Author Highlight's Windsor's Spot In Black History
An award winning author and historian has returned to Windsor to discuss the importance of black history.
Karolyn Smardz Frost held a seminar at the University of Windsor Thursday evening.
Frost is responsible for discovering the first archeological site connected to the underground railroad in Canada back in 1985.
At her seminar, she highlighted the importance of African-Canadian history in the region.
Frost says Windsor-Essex was an instrumental part of the underground railroad. She says before Windsor was known as the automotive capital of Canada, it was a beacon of freedom.
"This is such an important crossing in the underground railroad," says Frost. "This piece of the river, this piece of our boarder has a significance that goes back for generations that means freedom."
Frost says her latest research focuses on the collaboration between African-Americans and Canadians during the 19th century.

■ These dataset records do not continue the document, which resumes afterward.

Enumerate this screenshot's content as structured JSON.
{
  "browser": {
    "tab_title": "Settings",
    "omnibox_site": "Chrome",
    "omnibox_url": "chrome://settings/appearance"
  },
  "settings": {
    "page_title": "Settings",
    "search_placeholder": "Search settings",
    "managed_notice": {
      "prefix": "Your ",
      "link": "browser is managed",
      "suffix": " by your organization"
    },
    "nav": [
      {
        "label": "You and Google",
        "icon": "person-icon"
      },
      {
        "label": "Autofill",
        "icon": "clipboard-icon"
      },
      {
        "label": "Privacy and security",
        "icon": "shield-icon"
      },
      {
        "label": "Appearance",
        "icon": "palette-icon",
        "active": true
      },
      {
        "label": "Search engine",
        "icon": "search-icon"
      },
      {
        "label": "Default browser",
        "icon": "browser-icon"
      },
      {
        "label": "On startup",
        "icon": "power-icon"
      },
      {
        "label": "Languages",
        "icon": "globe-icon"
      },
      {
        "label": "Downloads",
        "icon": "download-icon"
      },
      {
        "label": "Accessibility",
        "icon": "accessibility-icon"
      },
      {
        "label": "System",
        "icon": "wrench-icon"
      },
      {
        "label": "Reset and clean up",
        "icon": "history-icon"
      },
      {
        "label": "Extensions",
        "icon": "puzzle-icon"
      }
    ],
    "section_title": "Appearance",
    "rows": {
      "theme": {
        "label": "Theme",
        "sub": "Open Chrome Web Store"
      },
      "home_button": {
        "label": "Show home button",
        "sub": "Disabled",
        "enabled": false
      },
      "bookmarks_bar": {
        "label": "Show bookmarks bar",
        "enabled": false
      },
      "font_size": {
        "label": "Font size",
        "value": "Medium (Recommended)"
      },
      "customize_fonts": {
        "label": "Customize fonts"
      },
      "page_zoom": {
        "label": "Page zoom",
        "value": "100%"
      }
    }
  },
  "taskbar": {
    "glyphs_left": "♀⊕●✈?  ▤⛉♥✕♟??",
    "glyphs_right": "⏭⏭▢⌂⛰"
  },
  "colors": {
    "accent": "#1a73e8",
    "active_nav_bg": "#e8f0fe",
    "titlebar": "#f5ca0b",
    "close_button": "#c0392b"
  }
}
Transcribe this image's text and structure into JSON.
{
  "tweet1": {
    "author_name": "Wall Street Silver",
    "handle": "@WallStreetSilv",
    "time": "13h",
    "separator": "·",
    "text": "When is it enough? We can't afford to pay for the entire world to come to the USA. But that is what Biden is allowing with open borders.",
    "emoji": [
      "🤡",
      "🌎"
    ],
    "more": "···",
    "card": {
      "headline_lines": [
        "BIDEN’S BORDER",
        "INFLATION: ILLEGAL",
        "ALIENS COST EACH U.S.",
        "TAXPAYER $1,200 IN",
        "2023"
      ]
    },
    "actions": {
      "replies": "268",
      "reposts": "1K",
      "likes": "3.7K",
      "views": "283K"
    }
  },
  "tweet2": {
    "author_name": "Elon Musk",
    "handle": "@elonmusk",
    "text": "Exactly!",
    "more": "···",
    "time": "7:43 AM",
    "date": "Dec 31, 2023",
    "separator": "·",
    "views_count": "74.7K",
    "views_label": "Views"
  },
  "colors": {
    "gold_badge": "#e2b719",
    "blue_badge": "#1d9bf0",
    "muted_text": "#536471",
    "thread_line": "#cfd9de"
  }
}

"I am talking about borderlands and one of the things I am focusing on is the fact that people, African-Canadian and African-American communities on either side of the Detroit River all cooperated with each other in the development of systems to help people escape to freedom in Canada and to fins a warm and safe reception when they arrived there," says Frost.
President of the Essex County Black Historical Research Society Irene Moore Davis says Frost's work has helped kept black history alive in the region.
"I just want to encourage people to keep reading and studying black history year round," says Davis. "This area was so critical at the time of the underground railroad. There is a reason why the Canada national historic plaque about the underground railroad is here in Windsor. Everyone in this region should be so proud of that heritage."
Frost has written several books about her findings including 'I've Got A Home In Glory Land' which won a Governor General's Literary Award.